  3. Resist temptation to taste test candy. It is VERY hot! Only taste test if set on a spoon and allowed to cool for at least 10 minutes. (I made this mistake too. It hurt!)

Aunt Kathleen's Caramels

Takes about one hour and yields approximately 15o candies. (I only counted a portion and guesstimated the rest.)

½ cup butter (2 sticks)
1 cup granulated sugar
1 cup firmly packed brown sugar
1 cup white corn syrup
1 cup (one small 14 oz. can) sweetened condensed milk
1 teaspoon vanilla
You may add 1 cup chopped walnuts if you like. I don't like....

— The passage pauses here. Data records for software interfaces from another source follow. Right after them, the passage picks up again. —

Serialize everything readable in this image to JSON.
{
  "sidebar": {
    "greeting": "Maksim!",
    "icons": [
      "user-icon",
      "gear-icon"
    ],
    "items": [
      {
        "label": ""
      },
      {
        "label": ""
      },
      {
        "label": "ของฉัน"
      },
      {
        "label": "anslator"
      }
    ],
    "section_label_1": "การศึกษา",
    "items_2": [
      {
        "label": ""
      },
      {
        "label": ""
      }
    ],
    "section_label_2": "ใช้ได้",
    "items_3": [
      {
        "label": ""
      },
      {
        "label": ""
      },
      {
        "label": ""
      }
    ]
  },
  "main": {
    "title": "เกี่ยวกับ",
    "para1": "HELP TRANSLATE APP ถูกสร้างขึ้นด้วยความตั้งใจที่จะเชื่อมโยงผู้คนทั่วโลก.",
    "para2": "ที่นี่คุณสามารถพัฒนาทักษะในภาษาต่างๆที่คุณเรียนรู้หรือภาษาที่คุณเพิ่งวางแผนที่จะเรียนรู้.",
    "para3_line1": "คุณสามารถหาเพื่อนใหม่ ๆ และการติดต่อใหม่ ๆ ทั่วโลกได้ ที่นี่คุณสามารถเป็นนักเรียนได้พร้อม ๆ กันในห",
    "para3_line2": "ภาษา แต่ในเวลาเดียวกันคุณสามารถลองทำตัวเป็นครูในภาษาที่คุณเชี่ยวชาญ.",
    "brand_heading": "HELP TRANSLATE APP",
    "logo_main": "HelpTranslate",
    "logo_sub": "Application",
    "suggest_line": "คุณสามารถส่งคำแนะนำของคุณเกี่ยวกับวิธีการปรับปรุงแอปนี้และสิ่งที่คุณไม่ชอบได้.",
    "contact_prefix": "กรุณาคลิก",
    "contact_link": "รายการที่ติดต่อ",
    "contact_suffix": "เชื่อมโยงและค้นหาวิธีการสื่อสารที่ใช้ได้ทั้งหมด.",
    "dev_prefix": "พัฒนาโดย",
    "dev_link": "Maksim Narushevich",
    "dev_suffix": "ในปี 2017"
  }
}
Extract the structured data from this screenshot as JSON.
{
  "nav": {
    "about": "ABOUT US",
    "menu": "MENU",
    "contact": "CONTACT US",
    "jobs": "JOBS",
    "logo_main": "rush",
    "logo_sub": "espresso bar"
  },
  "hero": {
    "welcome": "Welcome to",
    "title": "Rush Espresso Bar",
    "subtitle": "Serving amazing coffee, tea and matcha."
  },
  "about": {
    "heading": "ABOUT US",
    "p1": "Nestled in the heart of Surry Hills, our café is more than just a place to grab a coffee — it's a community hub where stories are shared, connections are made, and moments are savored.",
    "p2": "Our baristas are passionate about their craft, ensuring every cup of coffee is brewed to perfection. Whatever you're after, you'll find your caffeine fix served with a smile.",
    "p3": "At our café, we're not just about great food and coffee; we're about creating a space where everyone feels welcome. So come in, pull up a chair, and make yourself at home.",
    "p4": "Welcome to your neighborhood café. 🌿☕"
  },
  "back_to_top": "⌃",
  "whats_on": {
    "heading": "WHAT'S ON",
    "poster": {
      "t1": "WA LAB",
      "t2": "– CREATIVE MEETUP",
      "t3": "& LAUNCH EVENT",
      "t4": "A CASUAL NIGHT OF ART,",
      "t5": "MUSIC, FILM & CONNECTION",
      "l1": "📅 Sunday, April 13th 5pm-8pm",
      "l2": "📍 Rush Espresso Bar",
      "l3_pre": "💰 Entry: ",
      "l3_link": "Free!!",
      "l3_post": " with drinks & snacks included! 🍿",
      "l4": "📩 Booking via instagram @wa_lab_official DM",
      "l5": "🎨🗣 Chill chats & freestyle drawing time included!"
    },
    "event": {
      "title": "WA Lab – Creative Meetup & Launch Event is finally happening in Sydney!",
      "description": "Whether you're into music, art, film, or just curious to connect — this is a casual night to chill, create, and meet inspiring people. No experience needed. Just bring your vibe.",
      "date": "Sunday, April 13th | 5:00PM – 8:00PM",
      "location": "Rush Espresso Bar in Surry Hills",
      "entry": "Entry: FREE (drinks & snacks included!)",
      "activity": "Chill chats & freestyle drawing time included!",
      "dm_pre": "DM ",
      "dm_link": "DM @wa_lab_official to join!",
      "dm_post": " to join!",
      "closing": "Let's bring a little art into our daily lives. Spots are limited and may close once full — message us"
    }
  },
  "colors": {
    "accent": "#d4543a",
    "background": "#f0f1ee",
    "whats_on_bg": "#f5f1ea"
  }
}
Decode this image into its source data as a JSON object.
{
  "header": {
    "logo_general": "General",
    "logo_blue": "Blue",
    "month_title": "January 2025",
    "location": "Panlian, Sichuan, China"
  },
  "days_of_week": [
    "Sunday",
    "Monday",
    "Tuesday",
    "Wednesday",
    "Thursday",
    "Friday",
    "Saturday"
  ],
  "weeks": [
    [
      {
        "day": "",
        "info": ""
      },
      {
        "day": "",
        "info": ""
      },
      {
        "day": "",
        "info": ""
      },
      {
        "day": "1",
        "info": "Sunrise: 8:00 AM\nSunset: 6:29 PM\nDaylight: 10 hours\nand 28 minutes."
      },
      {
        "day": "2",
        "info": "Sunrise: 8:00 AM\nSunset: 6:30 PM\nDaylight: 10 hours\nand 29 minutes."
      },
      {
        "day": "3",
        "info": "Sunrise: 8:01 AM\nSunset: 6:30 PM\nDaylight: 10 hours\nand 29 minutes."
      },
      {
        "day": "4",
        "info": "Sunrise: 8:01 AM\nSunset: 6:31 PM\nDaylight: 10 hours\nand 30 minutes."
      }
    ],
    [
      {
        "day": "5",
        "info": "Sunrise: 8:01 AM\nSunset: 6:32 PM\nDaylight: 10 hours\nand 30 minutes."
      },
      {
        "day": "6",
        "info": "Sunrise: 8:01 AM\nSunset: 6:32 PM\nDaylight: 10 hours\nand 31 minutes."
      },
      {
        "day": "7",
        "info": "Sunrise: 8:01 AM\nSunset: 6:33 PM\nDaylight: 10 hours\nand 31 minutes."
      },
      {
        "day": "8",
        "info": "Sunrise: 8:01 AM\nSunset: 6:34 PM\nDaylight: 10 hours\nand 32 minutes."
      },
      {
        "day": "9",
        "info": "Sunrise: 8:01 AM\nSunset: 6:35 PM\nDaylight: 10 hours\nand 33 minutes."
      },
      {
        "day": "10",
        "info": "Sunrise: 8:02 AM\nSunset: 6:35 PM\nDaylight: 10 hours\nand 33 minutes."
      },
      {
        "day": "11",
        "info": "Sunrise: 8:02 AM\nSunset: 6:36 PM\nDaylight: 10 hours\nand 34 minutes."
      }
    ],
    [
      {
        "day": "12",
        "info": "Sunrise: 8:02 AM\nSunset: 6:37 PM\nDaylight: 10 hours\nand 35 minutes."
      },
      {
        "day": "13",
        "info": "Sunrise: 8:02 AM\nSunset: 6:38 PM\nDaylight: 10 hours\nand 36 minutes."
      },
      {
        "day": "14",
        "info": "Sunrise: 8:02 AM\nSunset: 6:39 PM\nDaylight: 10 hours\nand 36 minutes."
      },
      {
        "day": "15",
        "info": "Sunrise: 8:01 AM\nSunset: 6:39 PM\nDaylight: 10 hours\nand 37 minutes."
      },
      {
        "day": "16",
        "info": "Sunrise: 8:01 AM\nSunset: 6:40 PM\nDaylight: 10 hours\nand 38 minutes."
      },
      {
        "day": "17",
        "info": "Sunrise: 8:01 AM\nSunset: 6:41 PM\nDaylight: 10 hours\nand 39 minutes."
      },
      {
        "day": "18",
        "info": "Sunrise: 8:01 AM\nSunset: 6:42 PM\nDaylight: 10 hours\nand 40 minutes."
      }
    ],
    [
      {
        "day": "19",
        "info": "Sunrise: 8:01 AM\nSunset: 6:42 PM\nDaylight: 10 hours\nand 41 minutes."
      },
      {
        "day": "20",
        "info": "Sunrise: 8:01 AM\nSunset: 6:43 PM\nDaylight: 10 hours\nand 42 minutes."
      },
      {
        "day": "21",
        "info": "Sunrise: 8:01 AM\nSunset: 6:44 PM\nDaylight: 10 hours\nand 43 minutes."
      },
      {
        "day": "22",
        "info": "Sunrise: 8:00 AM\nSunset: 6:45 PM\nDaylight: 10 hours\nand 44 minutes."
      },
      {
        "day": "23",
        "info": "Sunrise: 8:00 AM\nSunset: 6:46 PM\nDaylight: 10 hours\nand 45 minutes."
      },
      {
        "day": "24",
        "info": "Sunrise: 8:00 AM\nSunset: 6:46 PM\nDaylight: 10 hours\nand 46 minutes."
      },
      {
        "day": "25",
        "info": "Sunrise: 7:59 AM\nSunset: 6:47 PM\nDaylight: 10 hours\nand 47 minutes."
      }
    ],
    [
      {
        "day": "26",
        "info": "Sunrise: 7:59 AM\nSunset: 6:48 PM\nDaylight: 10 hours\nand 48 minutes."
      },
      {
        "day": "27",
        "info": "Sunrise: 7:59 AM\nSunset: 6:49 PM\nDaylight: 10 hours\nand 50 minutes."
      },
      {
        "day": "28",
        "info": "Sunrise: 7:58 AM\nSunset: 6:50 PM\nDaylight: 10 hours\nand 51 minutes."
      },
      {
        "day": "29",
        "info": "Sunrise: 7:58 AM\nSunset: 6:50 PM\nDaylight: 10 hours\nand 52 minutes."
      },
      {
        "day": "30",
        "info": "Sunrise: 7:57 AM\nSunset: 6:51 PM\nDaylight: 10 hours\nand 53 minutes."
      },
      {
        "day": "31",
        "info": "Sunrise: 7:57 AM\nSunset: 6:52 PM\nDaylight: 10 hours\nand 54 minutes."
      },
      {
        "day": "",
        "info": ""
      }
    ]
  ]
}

  1. Line a 8" x 8" pan with parchment paper or aluminum foil. Coat with butter and set aside.
  2. Heat butter over low heat until melted. Swirl pan to coat bottom and sides so sugar doesn't stick.
  3. Add sugar, brown sugar, and corn syrup. Raise heat to medium-high and stir until boiling.
  4. Once mixture begins to boil, reduce heat to medium and keep stirring for 10 minutes while it boils.
  5. After 10 minutes, take pan off heat and slowly add condensed milk, stirring constantly.
  6. Return to heat, insert candy thermometer according to directions, and boil, stirring constantly, until the temperature reaches 250°F (the edge of firm ball and hard ball stages).
  7. Take off heat and stir in vanilla.
  8. Pour into buttered pan and allow to cook approximately 4 hours.
  9. Cut, wrap, and enjoy! Place in plastic container and they keep for about 2 weeks.


Made by Lena